Instead of focusing on benchmarks for Iraqi action, the US should be focused on getting right civilian aspects such as reconstruction and social development, says Mr. Hughes, a retired Army colonel who worked on disarmament and reintegration issues in the Coalition Provisional Authority in 2003.
"Congress would serve the American people better if it tried to fix the civilian element of our involvement," he says.
Others say the best way to get the Iraqi government moving is to press regional diplomacy, an idea promoted last December by the Iraq Study Group. "Use the regional leverage and that would really bring fear, and maybe then [the Iraqis] will move on and compromise on some of these critical issues," says the Mr. Kubba of the National Endowment for Democracy.
Nevertheless, legislation for sharing oil revenues has been approved by Maliki's cabinet, although it still must pass in parliament.

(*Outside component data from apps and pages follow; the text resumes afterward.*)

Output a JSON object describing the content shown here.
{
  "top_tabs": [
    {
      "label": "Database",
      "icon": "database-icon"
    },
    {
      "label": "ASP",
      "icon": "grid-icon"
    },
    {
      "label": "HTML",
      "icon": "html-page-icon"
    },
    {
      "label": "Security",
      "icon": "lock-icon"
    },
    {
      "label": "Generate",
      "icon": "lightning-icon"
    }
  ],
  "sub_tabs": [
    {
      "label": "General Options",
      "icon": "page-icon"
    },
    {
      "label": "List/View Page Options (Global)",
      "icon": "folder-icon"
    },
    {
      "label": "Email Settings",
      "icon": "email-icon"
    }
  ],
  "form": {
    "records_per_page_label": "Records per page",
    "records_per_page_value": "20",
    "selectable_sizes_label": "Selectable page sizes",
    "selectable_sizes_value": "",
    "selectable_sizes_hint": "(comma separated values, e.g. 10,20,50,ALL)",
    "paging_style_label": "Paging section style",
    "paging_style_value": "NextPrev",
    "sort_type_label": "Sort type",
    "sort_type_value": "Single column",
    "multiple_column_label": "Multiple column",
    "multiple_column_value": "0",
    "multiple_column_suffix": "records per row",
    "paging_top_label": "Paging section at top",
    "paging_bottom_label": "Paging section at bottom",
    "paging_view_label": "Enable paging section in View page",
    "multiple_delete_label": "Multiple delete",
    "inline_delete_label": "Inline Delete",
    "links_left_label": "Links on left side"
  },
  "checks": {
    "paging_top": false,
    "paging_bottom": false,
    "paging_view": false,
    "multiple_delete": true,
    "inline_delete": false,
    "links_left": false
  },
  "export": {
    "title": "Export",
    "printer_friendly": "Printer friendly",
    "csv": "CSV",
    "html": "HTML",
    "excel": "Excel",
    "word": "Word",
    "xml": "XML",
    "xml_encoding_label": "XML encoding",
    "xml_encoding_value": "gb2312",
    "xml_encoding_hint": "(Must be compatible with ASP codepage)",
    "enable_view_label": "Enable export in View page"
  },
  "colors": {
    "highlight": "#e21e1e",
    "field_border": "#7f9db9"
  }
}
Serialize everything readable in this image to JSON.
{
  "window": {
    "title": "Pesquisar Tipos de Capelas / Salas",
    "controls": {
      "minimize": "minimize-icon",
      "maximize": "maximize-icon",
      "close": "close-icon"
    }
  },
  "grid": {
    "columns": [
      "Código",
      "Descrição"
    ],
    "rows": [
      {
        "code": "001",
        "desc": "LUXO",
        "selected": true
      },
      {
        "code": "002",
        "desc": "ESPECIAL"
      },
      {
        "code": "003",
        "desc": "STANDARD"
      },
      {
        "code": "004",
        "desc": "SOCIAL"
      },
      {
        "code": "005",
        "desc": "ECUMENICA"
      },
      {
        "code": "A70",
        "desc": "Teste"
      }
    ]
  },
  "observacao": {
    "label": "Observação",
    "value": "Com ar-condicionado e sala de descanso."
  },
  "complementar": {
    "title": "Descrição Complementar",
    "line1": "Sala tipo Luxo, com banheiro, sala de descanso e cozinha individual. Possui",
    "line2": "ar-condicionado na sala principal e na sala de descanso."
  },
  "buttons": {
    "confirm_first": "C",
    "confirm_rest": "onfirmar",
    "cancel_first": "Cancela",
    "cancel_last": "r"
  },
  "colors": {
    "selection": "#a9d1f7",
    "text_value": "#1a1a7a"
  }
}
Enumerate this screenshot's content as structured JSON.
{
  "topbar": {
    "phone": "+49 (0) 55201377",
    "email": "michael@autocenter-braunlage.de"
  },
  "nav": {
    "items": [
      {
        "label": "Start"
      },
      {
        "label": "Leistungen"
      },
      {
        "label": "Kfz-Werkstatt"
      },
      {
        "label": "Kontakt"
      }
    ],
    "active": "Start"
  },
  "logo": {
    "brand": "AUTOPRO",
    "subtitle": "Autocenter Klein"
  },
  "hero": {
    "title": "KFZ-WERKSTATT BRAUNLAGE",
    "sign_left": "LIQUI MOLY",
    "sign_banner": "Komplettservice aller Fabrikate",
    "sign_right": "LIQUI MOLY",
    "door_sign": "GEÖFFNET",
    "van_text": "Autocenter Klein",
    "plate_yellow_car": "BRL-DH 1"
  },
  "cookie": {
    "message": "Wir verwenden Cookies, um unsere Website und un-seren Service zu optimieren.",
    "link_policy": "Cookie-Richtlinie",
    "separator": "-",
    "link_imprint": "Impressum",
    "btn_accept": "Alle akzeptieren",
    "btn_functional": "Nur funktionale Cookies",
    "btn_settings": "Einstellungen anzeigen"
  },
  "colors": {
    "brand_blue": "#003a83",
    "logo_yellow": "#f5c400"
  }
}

But in any case, Kubba says, too much stock has been placed in the oil issue, when it's really constitutional amendments – as promised to the Sunnis when they signed on to the constitution in 2005 – that are holding up broad reconciliation.
"The emphasis on oil revenue has left the impression that if we give [the Sunnis] their share of oil, they will be quiet. That is not the case," Kubba says. "It's the constitutional amendments that are the crux of the issue, but nobody has moved on this. They are dancing around the issue as if another year is OK, and it's not."
The Sunnis see constitutional reform as key to an equitable political process. So if that can be sorted out, then other legislative goals are more likely to fall into place, according to Kubba. "These benchmarks are in reality the byproducts of a successful political process," he says. "So if you can get the Iraqis together to flesh out differences and work together, then you will get all the benchmarks you want."
For others, though, setting out expectations will remain an important tool for the US to prod action by the Iraqi government. "Benchmarks are important in that they give a signal to the Iraqis that four years have gone by and US patience is not infinite," says Mr. Barkey, also a public-policy scholar at the Woodrow Wilson Center in Washington. "If it lends more oxygen to the fire under Maliki, then it helps Bush say, 'Look, I'm under pressure. You need to produce.' "